7/ The idea here (and of the earlier films – see below) seems to be to replicate Apple’s photo-based billboard idea that has a single, sweeping photo that has only one line – ‘Shot on iPhone’. But, can you compare a single photo with a video of this nature and expect people to be equally/similarly impressed? A photo is a single shot, but a video of this nature is a lot more complex, involving multiple kinds of talents and faculties. It is an impressive showcase of the full potential of the device, no doubt, but the output is not as simple and linear as a single shot.

The 2019 film was 5-and-a-half minutes without the end credits. This film too had zero shots of the product. There was no context to showcase the phone either! The Bucket:

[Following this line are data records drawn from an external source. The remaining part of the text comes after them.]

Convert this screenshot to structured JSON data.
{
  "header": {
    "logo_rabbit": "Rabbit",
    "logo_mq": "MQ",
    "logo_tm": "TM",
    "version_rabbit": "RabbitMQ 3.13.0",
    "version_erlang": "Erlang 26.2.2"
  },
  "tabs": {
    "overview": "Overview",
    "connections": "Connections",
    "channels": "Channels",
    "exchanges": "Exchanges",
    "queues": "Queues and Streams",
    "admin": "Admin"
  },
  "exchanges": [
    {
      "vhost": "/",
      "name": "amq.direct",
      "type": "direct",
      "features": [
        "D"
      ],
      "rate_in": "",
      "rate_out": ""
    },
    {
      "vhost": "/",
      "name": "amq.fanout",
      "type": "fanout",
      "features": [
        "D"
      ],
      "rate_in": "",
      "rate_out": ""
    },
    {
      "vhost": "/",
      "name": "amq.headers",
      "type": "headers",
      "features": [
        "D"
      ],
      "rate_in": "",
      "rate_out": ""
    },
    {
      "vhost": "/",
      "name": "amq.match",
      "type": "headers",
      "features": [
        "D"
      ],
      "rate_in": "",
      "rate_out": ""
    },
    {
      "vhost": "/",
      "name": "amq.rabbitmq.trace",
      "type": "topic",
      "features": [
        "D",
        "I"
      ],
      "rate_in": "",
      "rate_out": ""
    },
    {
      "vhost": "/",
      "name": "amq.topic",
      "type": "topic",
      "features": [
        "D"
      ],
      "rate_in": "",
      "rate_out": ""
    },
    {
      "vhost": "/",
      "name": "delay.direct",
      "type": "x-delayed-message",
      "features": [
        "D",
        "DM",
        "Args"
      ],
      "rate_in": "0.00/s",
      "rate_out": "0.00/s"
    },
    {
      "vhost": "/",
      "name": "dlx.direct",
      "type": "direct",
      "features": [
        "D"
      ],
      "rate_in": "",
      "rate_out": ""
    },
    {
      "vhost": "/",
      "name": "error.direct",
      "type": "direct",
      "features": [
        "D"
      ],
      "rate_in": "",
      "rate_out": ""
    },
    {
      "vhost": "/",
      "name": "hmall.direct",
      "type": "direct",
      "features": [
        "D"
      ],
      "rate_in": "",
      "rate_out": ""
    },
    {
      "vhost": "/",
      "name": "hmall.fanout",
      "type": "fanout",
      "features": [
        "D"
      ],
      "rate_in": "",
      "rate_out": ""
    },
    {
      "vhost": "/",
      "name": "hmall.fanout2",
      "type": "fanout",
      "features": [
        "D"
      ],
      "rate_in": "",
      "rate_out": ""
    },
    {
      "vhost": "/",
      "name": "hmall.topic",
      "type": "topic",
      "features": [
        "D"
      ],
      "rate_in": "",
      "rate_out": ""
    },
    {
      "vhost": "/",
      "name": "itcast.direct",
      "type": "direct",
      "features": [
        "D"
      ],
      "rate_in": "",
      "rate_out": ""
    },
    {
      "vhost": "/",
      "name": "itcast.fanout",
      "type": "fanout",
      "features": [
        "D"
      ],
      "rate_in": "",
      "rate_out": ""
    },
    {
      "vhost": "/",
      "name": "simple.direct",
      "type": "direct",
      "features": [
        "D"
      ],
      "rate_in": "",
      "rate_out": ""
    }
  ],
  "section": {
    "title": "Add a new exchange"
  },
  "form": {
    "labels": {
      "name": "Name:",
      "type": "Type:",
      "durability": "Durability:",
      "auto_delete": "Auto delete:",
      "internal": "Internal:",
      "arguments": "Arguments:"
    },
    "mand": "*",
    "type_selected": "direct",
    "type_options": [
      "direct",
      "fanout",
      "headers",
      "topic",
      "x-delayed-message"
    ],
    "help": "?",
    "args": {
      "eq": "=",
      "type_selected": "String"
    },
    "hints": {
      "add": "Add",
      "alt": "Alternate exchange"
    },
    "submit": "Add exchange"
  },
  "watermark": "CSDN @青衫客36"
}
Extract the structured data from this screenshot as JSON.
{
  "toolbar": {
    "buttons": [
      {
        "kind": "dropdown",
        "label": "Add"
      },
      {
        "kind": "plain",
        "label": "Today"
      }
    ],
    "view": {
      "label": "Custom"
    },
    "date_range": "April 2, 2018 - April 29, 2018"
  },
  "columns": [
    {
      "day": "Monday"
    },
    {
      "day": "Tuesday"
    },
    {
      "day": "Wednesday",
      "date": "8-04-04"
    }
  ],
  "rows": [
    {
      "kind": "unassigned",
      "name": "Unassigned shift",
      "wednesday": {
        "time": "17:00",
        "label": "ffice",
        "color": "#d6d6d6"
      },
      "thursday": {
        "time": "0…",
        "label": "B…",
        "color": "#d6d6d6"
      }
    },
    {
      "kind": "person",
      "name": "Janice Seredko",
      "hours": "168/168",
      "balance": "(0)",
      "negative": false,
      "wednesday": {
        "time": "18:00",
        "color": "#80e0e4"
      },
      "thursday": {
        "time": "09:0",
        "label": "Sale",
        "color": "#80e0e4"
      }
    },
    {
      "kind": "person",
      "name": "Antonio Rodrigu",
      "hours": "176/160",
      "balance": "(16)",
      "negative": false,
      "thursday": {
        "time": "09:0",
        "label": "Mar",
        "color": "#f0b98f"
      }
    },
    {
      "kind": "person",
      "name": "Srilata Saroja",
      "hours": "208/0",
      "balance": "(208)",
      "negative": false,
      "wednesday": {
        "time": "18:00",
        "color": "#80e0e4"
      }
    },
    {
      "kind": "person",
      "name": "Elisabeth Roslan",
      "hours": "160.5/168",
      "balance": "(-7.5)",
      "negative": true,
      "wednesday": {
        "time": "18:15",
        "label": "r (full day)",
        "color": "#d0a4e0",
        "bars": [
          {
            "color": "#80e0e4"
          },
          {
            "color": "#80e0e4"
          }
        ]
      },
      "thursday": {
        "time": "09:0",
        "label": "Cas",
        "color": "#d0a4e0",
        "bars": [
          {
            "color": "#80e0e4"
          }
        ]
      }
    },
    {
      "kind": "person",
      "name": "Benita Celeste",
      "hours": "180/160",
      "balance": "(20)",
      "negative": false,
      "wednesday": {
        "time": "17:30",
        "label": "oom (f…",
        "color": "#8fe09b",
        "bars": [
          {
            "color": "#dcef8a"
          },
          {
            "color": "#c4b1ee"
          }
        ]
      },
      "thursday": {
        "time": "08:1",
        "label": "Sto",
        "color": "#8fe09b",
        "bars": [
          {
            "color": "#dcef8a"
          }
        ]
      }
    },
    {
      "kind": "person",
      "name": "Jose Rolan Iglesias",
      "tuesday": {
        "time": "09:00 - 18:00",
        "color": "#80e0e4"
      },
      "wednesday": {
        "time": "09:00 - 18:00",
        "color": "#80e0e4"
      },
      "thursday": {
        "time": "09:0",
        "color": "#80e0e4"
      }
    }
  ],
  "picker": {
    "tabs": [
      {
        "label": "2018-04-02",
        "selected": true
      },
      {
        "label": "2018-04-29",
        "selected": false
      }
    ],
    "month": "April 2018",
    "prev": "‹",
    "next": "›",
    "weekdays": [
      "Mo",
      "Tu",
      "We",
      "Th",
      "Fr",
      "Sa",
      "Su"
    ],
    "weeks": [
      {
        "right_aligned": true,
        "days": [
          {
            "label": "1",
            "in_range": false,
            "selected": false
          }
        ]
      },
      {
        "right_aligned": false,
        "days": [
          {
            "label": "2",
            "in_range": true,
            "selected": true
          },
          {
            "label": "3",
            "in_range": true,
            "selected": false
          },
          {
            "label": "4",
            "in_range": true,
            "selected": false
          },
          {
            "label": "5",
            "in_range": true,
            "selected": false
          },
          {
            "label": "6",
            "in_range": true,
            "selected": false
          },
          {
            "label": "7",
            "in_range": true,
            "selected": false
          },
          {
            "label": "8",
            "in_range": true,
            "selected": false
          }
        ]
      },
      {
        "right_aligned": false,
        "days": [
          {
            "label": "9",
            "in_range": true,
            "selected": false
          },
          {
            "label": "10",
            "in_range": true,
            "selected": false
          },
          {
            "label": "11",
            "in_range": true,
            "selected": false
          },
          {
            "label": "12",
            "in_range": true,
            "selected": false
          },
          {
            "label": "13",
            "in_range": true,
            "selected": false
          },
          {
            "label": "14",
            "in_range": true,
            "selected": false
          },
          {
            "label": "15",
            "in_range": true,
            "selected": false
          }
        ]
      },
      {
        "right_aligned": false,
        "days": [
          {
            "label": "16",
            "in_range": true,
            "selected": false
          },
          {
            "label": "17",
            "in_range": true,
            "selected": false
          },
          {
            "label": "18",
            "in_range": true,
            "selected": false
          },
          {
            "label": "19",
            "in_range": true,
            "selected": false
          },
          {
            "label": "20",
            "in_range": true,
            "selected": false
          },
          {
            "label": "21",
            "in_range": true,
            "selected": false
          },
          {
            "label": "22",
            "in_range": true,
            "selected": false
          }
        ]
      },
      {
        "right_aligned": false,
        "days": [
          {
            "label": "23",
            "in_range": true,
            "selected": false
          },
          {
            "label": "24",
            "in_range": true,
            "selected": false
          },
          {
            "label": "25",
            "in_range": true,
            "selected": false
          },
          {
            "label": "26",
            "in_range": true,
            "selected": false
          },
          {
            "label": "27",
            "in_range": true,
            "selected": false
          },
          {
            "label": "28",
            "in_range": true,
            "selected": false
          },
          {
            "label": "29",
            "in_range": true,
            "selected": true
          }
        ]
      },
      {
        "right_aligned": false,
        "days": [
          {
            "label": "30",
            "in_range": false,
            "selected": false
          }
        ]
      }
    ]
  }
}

The 2018 film was called ‘Three Minutes’, but ran for 6-minutes+ without the end credits. This film used the context of the phone towards the end, besides using the phone to shoot the film itself. The photos at the end of the reunion are shot on an iPhone and made contextual sense too.

“Three Minutes” — A Short Film by Peter Chan

“Three Minutes” — A Short Film by Peter Chan — Apple If your family reunion only lasts three minutes, what will you do?A unique Chinese New Year story shot on iPhone X by director Peter Chan.

Posted by Falcon Tech KH on Sunday, 27 January 2019

At some point in 2025, I think we may see a full-fledged 1-and-a-half hour feature film made by Apple under the ‘Shot on iPhone’ series… which may premiere on Apple TV+, obviously.